My first month after moving to China was not a blissful honeymoon. It was a month of confusion, nerves, and stress – the good kind and the bad – peppered with lots of fun. (Like the mouth-numbing peppercorns in nearly every dish here – surprising, not entirely comfortable, but intriguing.)
The amount of work that went into that first month as an expat made it one of the most rewarding times in my memory. So in a sense, maybe it was some sort of honeymoon.
The Truth About the Honeymoon Phase
According to everyone who has ever warned me about culture shock, after the first month of living in a new place everything goes downhill for a while. The newness stops being a good thing. Life becomes tedious without the comforts of home.
But for me, at least here in China, the second-month blues had almost nothing to do with missing home, and everything to do with life getting easier – and therefore a little boring.
Nothing compares to the triumph of going from lost, illiterate, and helpless, to essentially settled into life. And that’s basically what I’ve done in the past two and half months in China.
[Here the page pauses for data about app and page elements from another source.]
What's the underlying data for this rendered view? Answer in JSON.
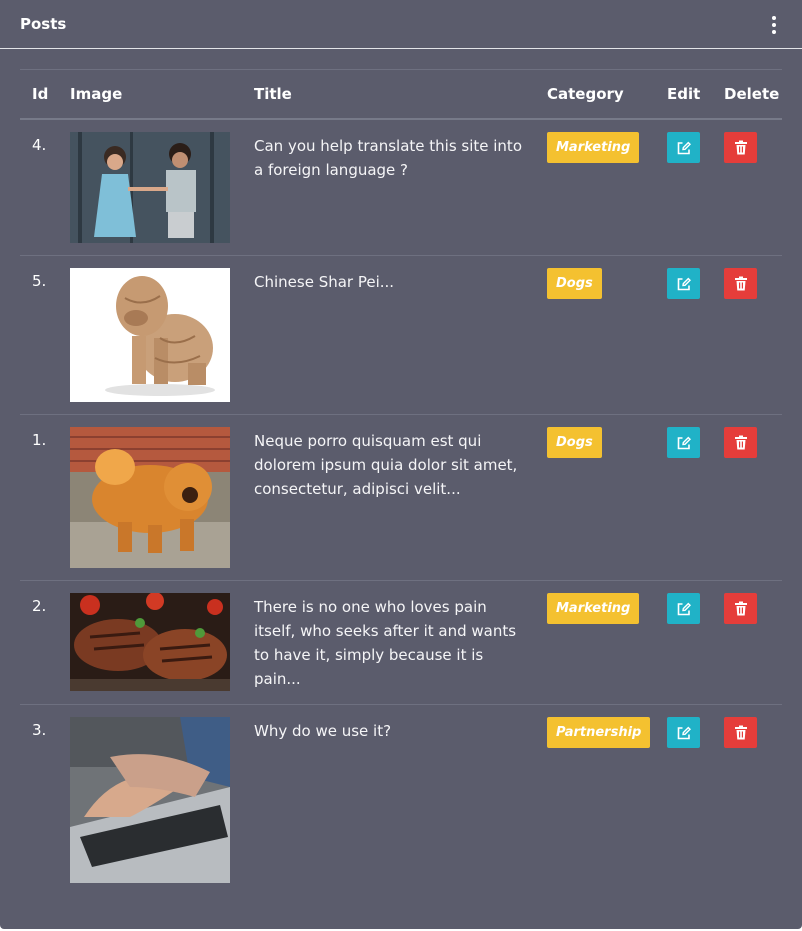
{
  "card": {
    "title": "Posts"
  },
  "table": {
    "headers": {
      "id": "Id",
      "image": "Image",
      "title": "Title",
      "category": "Category",
      "edit": "Edit",
      "delete": "Delete"
    },
    "rows": [
      {
        "id": "4.",
        "image": "photo-children-holding-hands",
        "title": "Can you help translate this site into a foreign language ?",
        "category": "Marketing"
      },
      {
        "id": "5.",
        "image": "photo-shar-pei-dog",
        "title": "Chinese Shar Pei...",
        "category": "Dogs"
      },
      {
        "id": "1.",
        "image": "photo-chow-chow-dog",
        "title": "Neque porro quisquam est qui dolorem ipsum quia dolor sit amet, consectetur, adipisci velit...",
        "category": "Dogs"
      },
      {
        "id": "2.",
        "image": "photo-grilled-steaks",
        "title": "There is no one who loves pain itself, who seeks after it and wants to have it, simply because it is pain...",
        "category": "Marketing"
      },
      {
        "id": "3.",
        "image": "photo-hands-typing-laptop",
        "title": "Why do we use it?",
        "category": "Partnership"
      }
    ]
  },
  "icons": {
    "edit": "pencil-square-icon",
    "delete": "trash-icon",
    "menu": "vertical-dots-icon"
  },
  "colors": {
    "card_bg": "#5b5c6c",
    "badge": "#f4c130",
    "edit_button": "#20b2c7",
    "delete_button": "#e53d3a"
  }
}
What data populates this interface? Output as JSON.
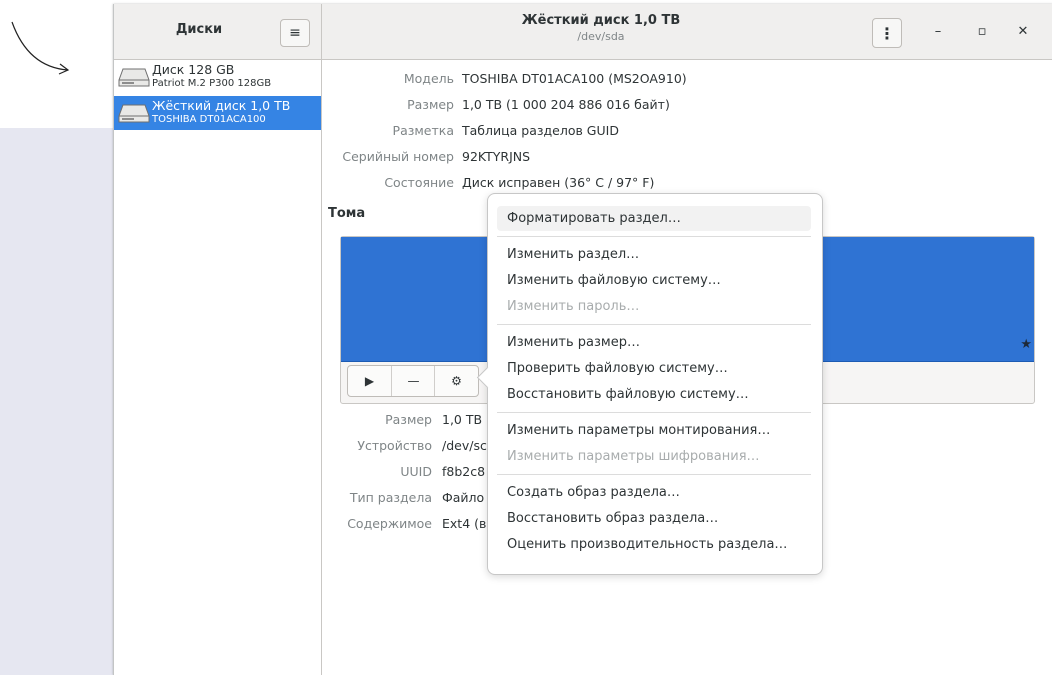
{
  "app": {
    "title": "Диски",
    "menu_icon": "hamburger-icon"
  },
  "window": {
    "title": "Жёсткий диск 1,0 ТВ",
    "subtitle": "/dev/sda"
  },
  "drives": [
    {
      "name": "Диск 128 GB",
      "model": "Patriot M.2 P300 128GB",
      "selected": false
    },
    {
      "name": "Жёсткий диск 1,0 ТВ",
      "model": "TOSHIBA DT01ACA100",
      "selected": true
    }
  ],
  "disk_props": [
    {
      "label": "Модель",
      "value": "TOSHIBA DT01ACA100 (MS2OA910)"
    },
    {
      "label": "Размер",
      "value": "1,0 ТВ (1 000 204 886 016 байт)"
    },
    {
      "label": "Разметка",
      "value": "Таблица разделов GUID"
    },
    {
      "label": "Серийный номер",
      "value": "92KTYRJNS"
    },
    {
      "label": "Состояние",
      "value": "Диск исправен (36° C / 97° F)"
    }
  ],
  "volumes": {
    "title": "Тома",
    "colors": {
      "partition": "#2f73d3",
      "selected_accent": "#3584e4"
    }
  },
  "volume_props": [
    {
      "label": "Размер",
      "value": "1,0 ТВ"
    },
    {
      "label": "Устройство",
      "value": "/dev/sc"
    },
    {
      "label": "UUID",
      "value": "f8b2c8"
    },
    {
      "label": "Тип раздела",
      "value": "Файло"
    },
    {
      "label": "Содержимое",
      "value": "Ext4 (в"
    }
  ],
  "menu": {
    "items": [
      {
        "label": "Форматировать раздел…",
        "enabled": true,
        "highlighted": true
      },
      {
        "label": "Изменить раздел…",
        "enabled": true
      },
      {
        "label": "Изменить файловую систему…",
        "enabled": true
      },
      {
        "label": "Изменить пароль…",
        "enabled": false
      },
      {
        "label": "Изменить размер…",
        "enabled": true
      },
      {
        "label": "Проверить файловую систему…",
        "enabled": true
      },
      {
        "label": "Восстановить файловую систему…",
        "enabled": true
      },
      {
        "label": "Изменить параметры монтирования…",
        "enabled": true
      },
      {
        "label": "Изменить параметры шифрования…",
        "enabled": false
      },
      {
        "label": "Создать образ раздела…",
        "enabled": true
      },
      {
        "label": "Восстановить образ раздела…",
        "enabled": true
      },
      {
        "label": "Оценить производительность раздела…",
        "enabled": true
      }
    ]
  }
}
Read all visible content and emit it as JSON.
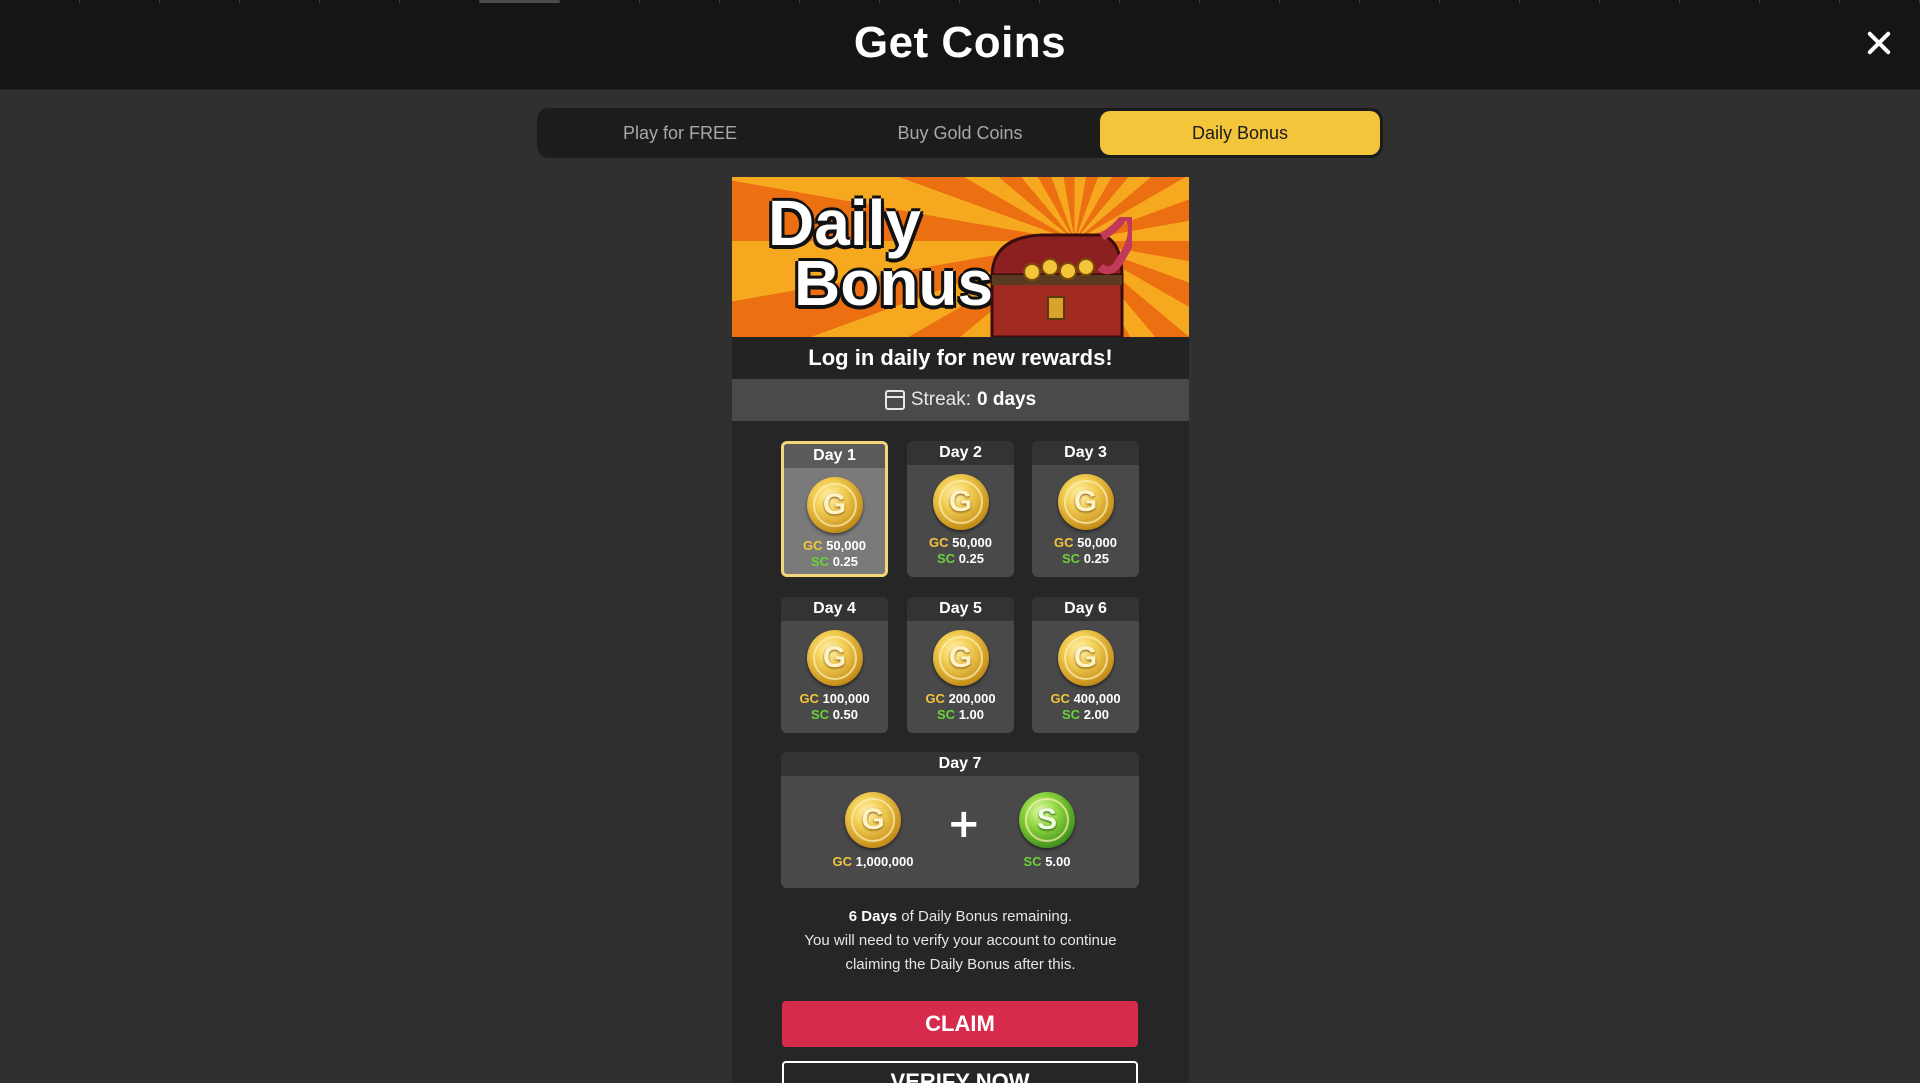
{
  "header": {
    "title": "Get Coins",
    "close_icon": "close-icon"
  },
  "tabs": [
    {
      "label": "Play for FREE",
      "active": false
    },
    {
      "label": "Buy Gold Coins",
      "active": false
    },
    {
      "label": "Daily Bonus",
      "active": true
    }
  ],
  "banner": {
    "line1": "Daily",
    "line2": "Bonus"
  },
  "tagline": "Log in daily for new rewards!",
  "streak": {
    "label": "Streak:",
    "value": "0 days",
    "icon": "calendar-icon"
  },
  "days": [
    {
      "label": "Day 1",
      "gc": "50,000",
      "sc": "0.25",
      "selected": true
    },
    {
      "label": "Day 2",
      "gc": "50,000",
      "sc": "0.25",
      "selected": false
    },
    {
      "label": "Day 3",
      "gc": "50,000",
      "sc": "0.25",
      "selected": false
    },
    {
      "label": "Day 4",
      "gc": "100,000",
      "sc": "0.50",
      "selected": false
    },
    {
      "label": "Day 5",
      "gc": "200,000",
      "sc": "1.00",
      "selected": false
    },
    {
      "label": "Day 6",
      "gc": "400,000",
      "sc": "2.00",
      "selected": false
    }
  ],
  "day7": {
    "label": "Day 7",
    "gc": "1,000,000",
    "sc": "5.00",
    "plus": "+"
  },
  "currency": {
    "gc_prefix": "GC",
    "sc_prefix": "SC",
    "gc_coin_letter": "G",
    "sc_coin_letter": "S"
  },
  "info": {
    "days_bold": "6 Days",
    "days_rest": " of Daily Bonus remaining.",
    "line2": "You will need to verify your account to continue",
    "line3": "claiming the Daily Bonus after this."
  },
  "buttons": {
    "claim": "CLAIM",
    "verify": "VERIFY NOW"
  },
  "colors": {
    "accent_yellow": "#f3c53b",
    "claim_red": "#d62b4b",
    "sc_green": "#6bd13a"
  }
}
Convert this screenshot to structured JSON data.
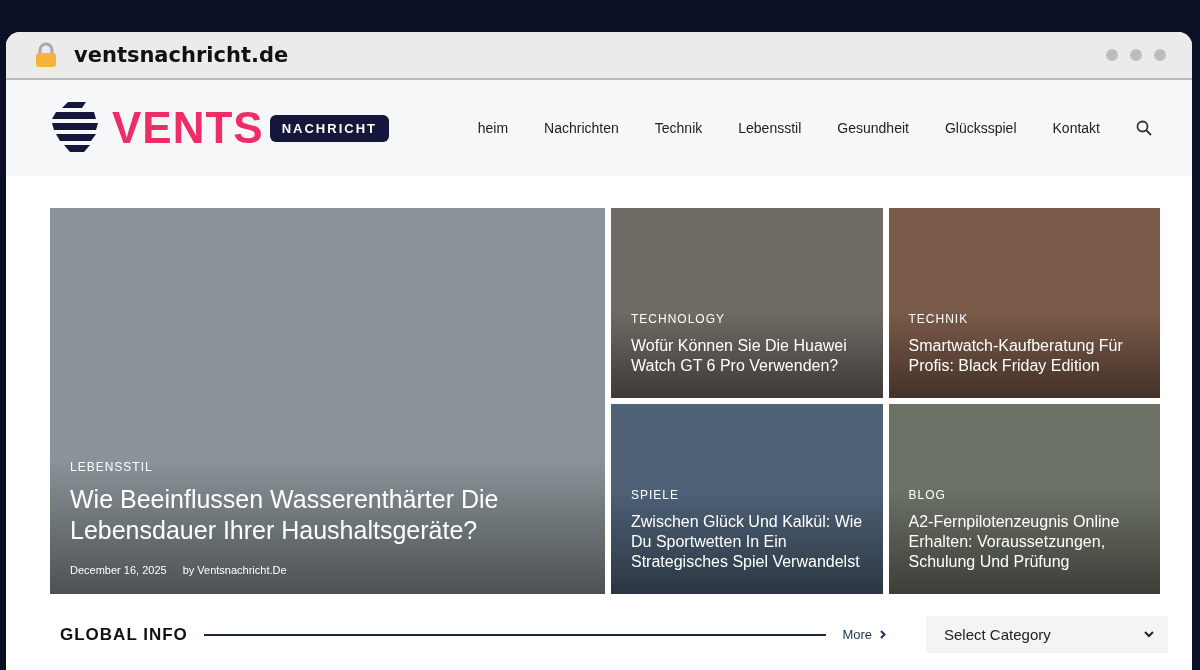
{
  "browser": {
    "url": "ventsnachricht.de"
  },
  "logo": {
    "word": "VENTS",
    "badge": "NACHRICHT"
  },
  "nav": [
    {
      "label": "heim"
    },
    {
      "label": "Nachrichten"
    },
    {
      "label": "Technik"
    },
    {
      "label": "Lebensstil"
    },
    {
      "label": "Gesundheit"
    },
    {
      "label": "Glücksspiel"
    },
    {
      "label": "Kontakt"
    }
  ],
  "featured": {
    "category": "LEBENSSTIL",
    "title": "Wie Beeinflussen Wasserenthärter Die Lebensdauer Ihrer Haushaltsgeräte?",
    "date": "December 16, 2025",
    "author": "by Ventsnachricht.De",
    "color": "#8a9398"
  },
  "cards": [
    {
      "category": "TECHNOLOGY",
      "title": "Wofür Können Sie Die Huawei Watch GT 6 Pro Verwenden?",
      "color": "#6f6a64"
    },
    {
      "category": "TECHNIK",
      "title": "Smartwatch-Kaufberatung Für Profis: Black Friday Edition",
      "color": "#7a5a48"
    },
    {
      "category": "SPIELE",
      "title": "Zwischen Glück Und Kalkül: Wie Du Sportwetten In Ein Strategisches Spiel Verwandelst",
      "color": "#4f6278"
    },
    {
      "category": "BLOG",
      "title": "A2-Fernpilotenzeugnis Online Erhalten: Voraussetzungen, Schulung Und Prüfung",
      "color": "#6c7266"
    }
  ],
  "section": {
    "title": "GLOBAL INFO",
    "more": "More"
  },
  "category_select": {
    "value": "Select Category"
  }
}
I can now run my university classroom, even without the luxury of a curriculum. I can go grocery shopping, order take-out from the western Chinese “Muslim noodle” place by my apartment.
I can buy a multitude of foods on the street with reasonable certainty that I know what I’ll be getting. I take buses and cabs to a dozen different places around the city to meet friends or go to capoeira class. (I’ve started training in a Brazilian martial art!) In short, I get through every day almost as if I knew what I was doing in this country.
Most of that change happened in just one month – because it was sink or swim. And it makes it hard for the smaller victories of Month Two to compare, or give me the same hit of adrenaline.
After getting really used to life being difficult and confusing every day, it’s not so entertaining when nothing is a struggle. Call me crazy (or maybe a masochist), but easy just isn’t much fun.
Culture Shock & Burnout
Combine all that intensity with the predictable burn-out phase of the semester schedule, and it makes sense why the end of Month Two is not the most exciting time on the culture shock curve.
This week, I taught my sophomore students the term “burnout:”
“You know, when you’re sick of school, and you’re tired and bored, and you kind of hate everything, and you just want it all to stop so you can take a nap, but IT NEVER DOES … it’s called being ‘burnt out.‘”
Eyes widened. Heads nodded. Smiles appeared on sleepy faces. Some concepts transcend cultures.
Then I talked to them about Halloween clichés (sexy mouse costumes à la Mean Girls; the level of drunkenness achieved at Halloween parties), and the U.S. political system (happy belated Election Day!) and the culture gap widened again.
As my students – and anyone who’s ever tried to learn a language – can attest, some days are better than others. (I can attest to it, too.)
Even if I weren’t dealing with culture shock on the semester system, the burnout phase would be there. It’s when all those things that were difficult and exciting challenges last month are now just… slightly less difficult. But still a pain in the ass.
Adjustment… Or Something Like It
Adjusting to China itself is similar to learning a whole new language. It’s a long process of fighting my way out of the fog. There are victories along the way that I’m sometimes reluctant to admit celebrating for how minuscule they are. But if I didn’t appreciate those moments, I wouldn’t be able to keep up the fight.
For example, when a cabbie drops me off on a different block than I’m expecting and yet I still know where to go. And every time I handle an interaction, however brief, in Mandarin, I get so excited and proud of myself I want to high-five strangers.
Maybe I won’t want to stick around here anymore when it feels easier. And maybe I shouldn’t. After all, long-term travel isn’t worth the hassle if you don’t enjoy the struggles and appreciate the small victories. When it comes to keeping the boredom away at least, I’m happy to have both.
How I Deal with Culture Shock:
Especially in the pure-confusion phase, I find it’s really helpful to dive into books that help me make some sense of a new culture. Right now, I’m finding the book Oracle Bones: A Journey Through Time in China, by Peter Hessler, to be really helpful in that regard. It’s a wide-ranging overview of Chinese history, and the aspects of the culture and politics makes it the way it is today, written by a journalist who lived here for years. (The link above is an Amazon affiliate link. You can also buy Oracle Bones here, on Bookshop – a platform that lets you buy books online while supporting local, independent bookstores.)